After turning heads as an outside linebacker, T.J. Watt decided to forego his senior year at Wisconsin to enter the 2017 draft. As a junior, the ex-Badger tallied 63 tackles, 15.5 tackles for loss and 11.5 sacks. He also returned an interception for a touchdown, forced two fumbles and recovered one loose ball.
Altogether, his stellar campaign earned him second-team AP All-American and first-team All-Big Ten honors.
Projected by analysts to go in the late first or early second round, he could be targeted by the Falcons at No. 31 overall. Daniel Jeremiah predicted that will happen in his latest mock.
"A long-limbed effort rusher who posted impressive numbers against the run and pass in just one year as a starter. He is a tireless worker who pursues from snap to whistle and his brother, J.J., will be a tremendous resource for technique and pass-rush plan," NFL.com's Lance Zierlein wrote.

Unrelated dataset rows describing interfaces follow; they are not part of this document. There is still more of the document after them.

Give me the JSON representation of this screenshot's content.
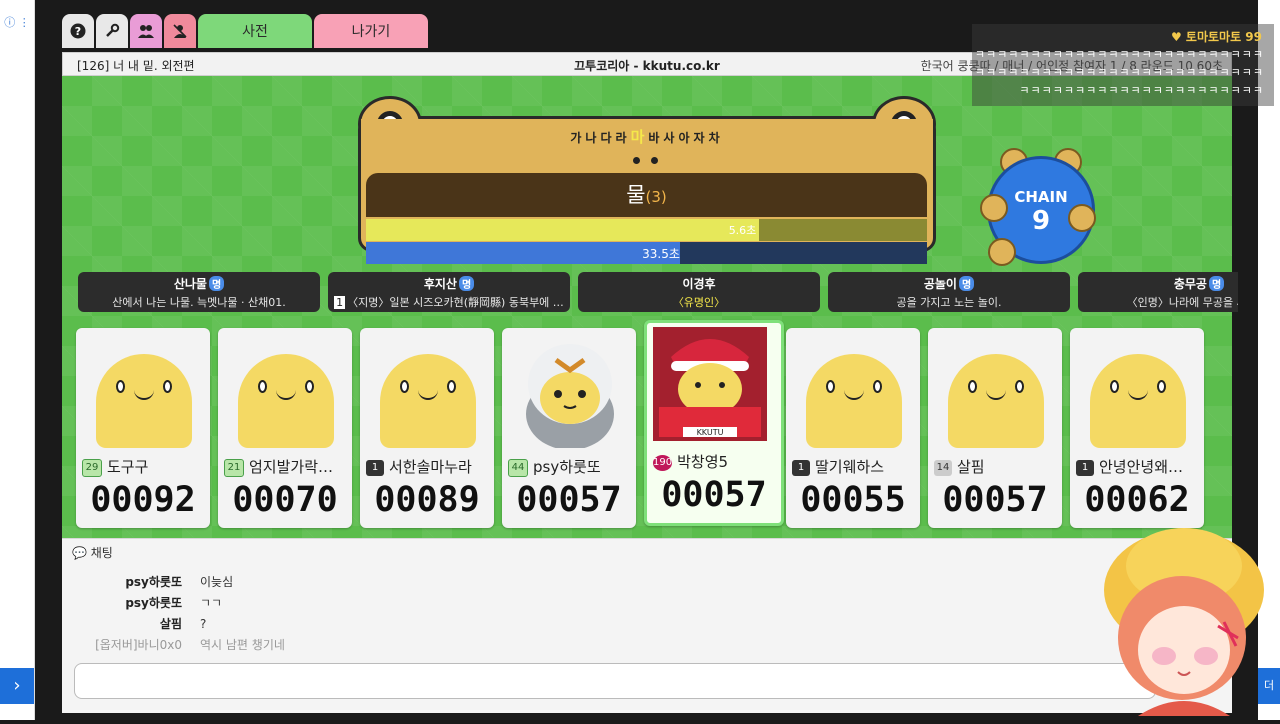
{
  "tabs": {
    "help_icon": "?",
    "settings_icon": "wrench-icon",
    "friends_icon": "users-icon",
    "user_icon": "user-icon",
    "dictionary": "사전",
    "exit": "나가기"
  },
  "infobar": {
    "room": "[126] 너 내 밑. 외전편",
    "site": "끄투코리아 - kkutu.co.kr",
    "meta": "한국어 쿵쿵따 / 매너 / 어인정   참여자 1 / 8    라운드 10     60초"
  },
  "board": {
    "hint_chars": [
      "가",
      "나",
      "다",
      "라",
      "마",
      "바",
      "사",
      "아",
      "자",
      "차"
    ],
    "hint_current": "마",
    "current_word": "물",
    "current_count": "(3)",
    "turn_time": "5.6초",
    "turn_fraction": 0.7,
    "round_time": "33.5초",
    "round_fraction": 0.56
  },
  "chain": {
    "label": "CHAIN",
    "value": "9"
  },
  "history": [
    {
      "word": "산나물",
      "tag": "명",
      "desc": "산에서 나는 나물. 늑멧나물 · 산채01."
    },
    {
      "word": "후지산",
      "tag": "명",
      "desc": "〈지명〉일본 시즈오카현(靜岡縣) 동북부에 …",
      "num": "1"
    },
    {
      "word": "이경후",
      "tag": "",
      "desc": "〈유명인〉"
    },
    {
      "word": "공놀이",
      "tag": "명",
      "desc": "공을 가지고 노는 놀이."
    },
    {
      "word": "충무공",
      "tag": "명",
      "desc": "〈인명〉나라에 무공을 세워 …"
    }
  ],
  "players": [
    {
      "level": "29",
      "level_style": "g",
      "name": "도구구",
      "score": "00092"
    },
    {
      "level": "21",
      "level_style": "g",
      "name": "엄지발가락…",
      "score": "00070"
    },
    {
      "level": "1",
      "level_style": "d",
      "name": "서한솔마누라",
      "score": "00089"
    },
    {
      "level": "44",
      "level_style": "g",
      "name": "psy하룻또",
      "score": "00057"
    },
    {
      "level": "190",
      "level_style": "r",
      "name": "박창영5",
      "score": "00057"
    },
    {
      "level": "1",
      "level_style": "d",
      "name": "딸기웨하스",
      "score": "00055"
    },
    {
      "level": "14",
      "level_style": "gy",
      "name": "살핌",
      "score": "00057"
    },
    {
      "level": "1",
      "level_style": "d",
      "name": "안녕안녕왜…",
      "score": "00062"
    }
  ],
  "car_plate": "KKUTU",
  "chat": {
    "title": "채팅",
    "messages": [
      {
        "who": "psy하룻또",
        "msg": "이늦심",
        "observer": false
      },
      {
        "who": "psy하룻또",
        "msg": "ㄱㄱ",
        "observer": false
      },
      {
        "who": "살핌",
        "msg": "?",
        "observer": false
      },
      {
        "who": "[옵저버]바니0x0",
        "msg": "역시 남편 챙기네",
        "observer": true
      }
    ]
  },
  "donation": {
    "name": "♥ 토마토마토 99",
    "text": "ㅋㅋㅋㅋㅋㅋㅋㅋㅋㅋㅋㅋㅋㅋㅋㅋㅋㅋㅋㅋㅋㅋㅋㅋㅋㅋㅋㅋㅋㅋㅋㅋㅋㅋㅋㅋㅋㅋㅋㅋㅋㅋㅋㅋㅋㅋㅋㅋㅋㅋㅋㅋㅋㅋㅋㅋㅋㅋㅋㅋㅋㅋㅋㅋㅋㅋㅋㅋㅋㅋㅋㅋㅋㅋ"
  },
  "side": {
    "right_button": "더",
    "left_arrow": "›",
    "left_mini": "ⓘ ⋮"
  },
  "colors": {
    "stage": "#5bbd4c",
    "frog": "#e0b45a",
    "chain": "#2f79e0",
    "accent_pink": "#f8a1b6",
    "accent_green": "#7ed87a"
  }
}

"While he is unlikely to win a race to the edge, he's a plus run defender who can get to the quarterback with plus hand work and relentless effort."
Watt's performance at the Scouting Combine boosted his stock significantly. He beat J.J. in the 40-yard dash, for one. His 6.79-second time in the three-cone drill ranked second among linebackers, and his 4.13-second shuttle time was the best at his position.
Overall, as Evan Western at SB Nation pointed out, his combine performance was similar (and slightly better) than Clay Matthews'. Here's a look at how his measurements and drill results stack up historically with other edge rushers.
Suffice to say, his oldest brother was impressed.
Watt's tape reveals the numbers he put up at Lucas Oil Stadium weren't accidents. At UW, he displayed impressive hand technique and aggressiveness when attacking tight ends and offensive tackles. His short-term quickness was often too much for Big Ten opponents to handle; his tackling, especially in the run game, was consistent.
And he might not be as big as J.J., but his 6-foot-4, 252-pound frame gave him the kind of length needed to deal with bigger lineman. That height should serve him well at the next level, especially if he continues to bulk up.
"Few players improved as much as Watt did from 2015 to 2016, and some evaluators believe he's just starting to scratch the surface of his potential," Yahoo Sports' Eric Edholm said. "Sets a good, hard edge in the run game and packs some pop. Watt has massive hands and uses them well to disengage from blockers. He offers good play strength, excellent balance and can close on ballcarriers quickly.
"Work ethic, as you'd expect for someone with his last name, is top notch. His frame could carry another 15 pounds or more with ease; he's not even close to maxed out, strength-wise. Watt's athletic testing numbers at the NFL scouting combine were surprisingly good, even for his exceptional bloodlines."
Indeed, there are a lot of reasons to be optimistic about Watt – his 2016 production, his family ties, his physical testing. But, as is the case with every prospect, there are reasons for concern.
One element that could work against Watt is his injury history. A damaged knee kept him out of the entire 2014 campaign; the following spring, he hurt his other knee and, as a result, had limited time to impress new coach Paul Chryst.
Moreover, he has only played 22 games as a linebacker. Watt enrolled at Wisconsin as a tight end and stayed there until he switched positions in 2015. This gives NFL clubs a relatively small sample size to evaluator.
Once he converted to defense, though, he looked like a natural fit – and like someone who fits Dan Quinn's mold as an athletic, versatile and coachable player with a lot of upside.
"Whether it's getting my eight-plus hours of sleep or staying hydrated or eating healthy, I'm constantly doing all the little things to give me an edge and I think it's just awesome that I finally got to see the results pay off on a big stage," Watt said in Indy. "I told these coaches, 'I know there's 300-some-odd other players here, but no one is doing the little things like I am.'"
"I'm only scratching the surface," he added. "I've only played defense for 18 or 20 months. If I can do all the things I did this last year, what can I do when I'm under the tutelage of an NFL coach?"